[Start of Attachment]
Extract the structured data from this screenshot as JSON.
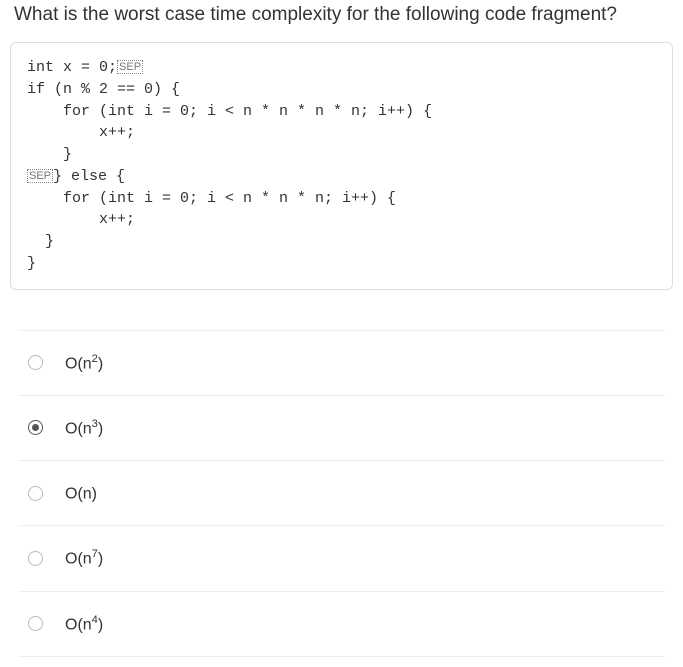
{
  "question": "What is the worst case time complexity for the following code fragment?",
  "code": {
    "l1a": "int x = 0;",
    "l1_sep": "SEP",
    "l2": "if (n % 2 == 0) {",
    "l3": "    for (int i = 0; i < n * n * n * n; i++) {",
    "l4": "        x++;",
    "l5": "    }",
    "l6_sep": "SEP",
    "l6b": "} else {",
    "l7": "    for (int i = 0; i < n * n * n; i++) {",
    "l8": "        x++;",
    "l9": "  }",
    "l10": "}"
  },
  "answers": [
    {
      "base": "O(n",
      "exp": "2",
      "tail": ")",
      "selected": false
    },
    {
      "base": "O(n",
      "exp": "3",
      "tail": ")",
      "selected": true
    },
    {
      "base": "O(n)",
      "exp": "",
      "tail": "",
      "selected": false
    },
    {
      "base": "O(n",
      "exp": "7",
      "tail": ")",
      "selected": false
    },
    {
      "base": "O(n",
      "exp": "4",
      "tail": ")",
      "selected": false
    }
  ]
}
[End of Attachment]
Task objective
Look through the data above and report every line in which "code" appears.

Final answer
  "question": "What is the worst case time complexity for the following code fragment?",
  "code": {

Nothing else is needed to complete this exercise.